When BP received approval to re-engineer its Whiting operation in Indiana, intended to refine oil from Canada’s tar sands, environmental groups challenged the permits. It turned out that BP’s air permit application did not accurately reflect the real emissions from the refinery. As explained by NRDC, one of the challengers:
“The expansion at BP Whiting adds three new flares, but BP’s pollution analysis assumed that these new flares would never even be used. NRDC and the other citizen groups alleged in their challenges, and US EPA substantially agreed, that BP had committed multiple errors of this nature in calculating emissions from the proposed expansion to support their conclusion, agreed to by Indiana, that the overall emission increase was too small to trigger modern pollution control requirements under the Clean Air Act.”
In a negotiated agreement with the Environmental Protection Agency and environmental groups, BP has agreed to add over $400 million in pollution controls to address these concerns an and pay an $8 million penalty for violations of the Clean Air Act.
Under the settlement, BP will install new equipment to limit the amount of waste gas sent to flaring devices and ensure proper combustion efficiency for any gases that are burned in a flaring device. The new air permit for the operation will impose some of the lowest emission limits in the US, enhance controls on wastewater containing benzene and require an enhanced leak detection and repair program. BP will also spend $9.5 million on projects at the refinery to reduce the emissions of greenhouse gases and undertake a supplemental emissions monitoring program. The program will continuously monitor benzene, toluene, pentane, hexane, sulfur dioxide, hydrogen sulfide and all compounds containing reduced sulfur, and the resulting data will be posted on a publicly-accessible website.
Refining lower quality petroleum from the tar sands, which is heavier and has a higher sulfur content than conventional crude, is predicted to x a significantly higher greenhouse gas and other air contaminants emissions intensity. On study concluded that: “Fuel combustion increments observed predict that a switch to heavy oil and tar sands could double or triple refinery emissions and add 1.6-3.7 gigatons of carbon dioxide to the atmosphere annually from fuel combustion to process the oil.”

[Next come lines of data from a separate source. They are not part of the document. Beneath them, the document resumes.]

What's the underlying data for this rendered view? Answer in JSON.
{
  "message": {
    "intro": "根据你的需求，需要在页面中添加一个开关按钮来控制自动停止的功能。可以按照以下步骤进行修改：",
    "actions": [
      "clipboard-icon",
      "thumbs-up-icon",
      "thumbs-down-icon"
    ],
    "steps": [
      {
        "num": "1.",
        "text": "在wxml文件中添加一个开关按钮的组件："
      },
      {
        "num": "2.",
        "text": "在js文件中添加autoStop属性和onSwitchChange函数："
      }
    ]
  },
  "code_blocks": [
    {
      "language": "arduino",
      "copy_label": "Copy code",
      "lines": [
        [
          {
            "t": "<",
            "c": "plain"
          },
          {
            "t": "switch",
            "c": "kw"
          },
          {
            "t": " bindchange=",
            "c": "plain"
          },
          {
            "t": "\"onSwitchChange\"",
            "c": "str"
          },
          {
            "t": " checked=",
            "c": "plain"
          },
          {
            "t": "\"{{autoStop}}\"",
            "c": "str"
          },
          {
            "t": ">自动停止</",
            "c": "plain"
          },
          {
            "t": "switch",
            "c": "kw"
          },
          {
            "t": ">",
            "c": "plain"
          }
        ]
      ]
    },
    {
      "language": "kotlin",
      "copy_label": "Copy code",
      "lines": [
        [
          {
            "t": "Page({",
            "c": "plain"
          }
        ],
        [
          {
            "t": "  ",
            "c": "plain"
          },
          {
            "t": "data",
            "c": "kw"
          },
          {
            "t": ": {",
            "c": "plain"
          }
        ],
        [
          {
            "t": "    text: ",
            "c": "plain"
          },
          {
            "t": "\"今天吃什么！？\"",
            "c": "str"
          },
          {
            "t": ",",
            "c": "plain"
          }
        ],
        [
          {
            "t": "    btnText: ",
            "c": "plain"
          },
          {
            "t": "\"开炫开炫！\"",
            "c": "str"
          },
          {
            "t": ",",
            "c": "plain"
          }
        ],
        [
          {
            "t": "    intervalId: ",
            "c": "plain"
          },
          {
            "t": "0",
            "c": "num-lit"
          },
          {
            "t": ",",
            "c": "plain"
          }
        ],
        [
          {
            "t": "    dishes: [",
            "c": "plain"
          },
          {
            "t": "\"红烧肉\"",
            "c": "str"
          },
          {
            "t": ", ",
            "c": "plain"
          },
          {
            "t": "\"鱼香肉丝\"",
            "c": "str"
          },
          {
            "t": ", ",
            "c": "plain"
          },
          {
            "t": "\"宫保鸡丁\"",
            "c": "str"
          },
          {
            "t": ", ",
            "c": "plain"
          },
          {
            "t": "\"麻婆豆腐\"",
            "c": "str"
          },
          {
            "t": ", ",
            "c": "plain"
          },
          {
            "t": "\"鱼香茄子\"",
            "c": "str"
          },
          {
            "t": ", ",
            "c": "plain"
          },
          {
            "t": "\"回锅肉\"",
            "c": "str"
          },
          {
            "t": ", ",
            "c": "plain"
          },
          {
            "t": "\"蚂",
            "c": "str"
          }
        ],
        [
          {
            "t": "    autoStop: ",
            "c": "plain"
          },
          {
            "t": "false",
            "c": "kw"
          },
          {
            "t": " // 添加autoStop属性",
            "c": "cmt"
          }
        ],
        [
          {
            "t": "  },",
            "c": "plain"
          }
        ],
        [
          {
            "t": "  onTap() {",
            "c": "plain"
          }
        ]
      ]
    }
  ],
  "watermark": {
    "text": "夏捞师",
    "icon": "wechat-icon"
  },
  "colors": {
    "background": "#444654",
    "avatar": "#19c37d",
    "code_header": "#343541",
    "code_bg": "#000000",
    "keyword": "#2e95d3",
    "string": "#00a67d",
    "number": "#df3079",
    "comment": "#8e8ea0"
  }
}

Canadian regulators may follow the US EPA direction in developing the air pollution approvals for new and expanding Canadian refineries, particularly those that will process tar sands crude.
By Meredith James and Dianne Saxe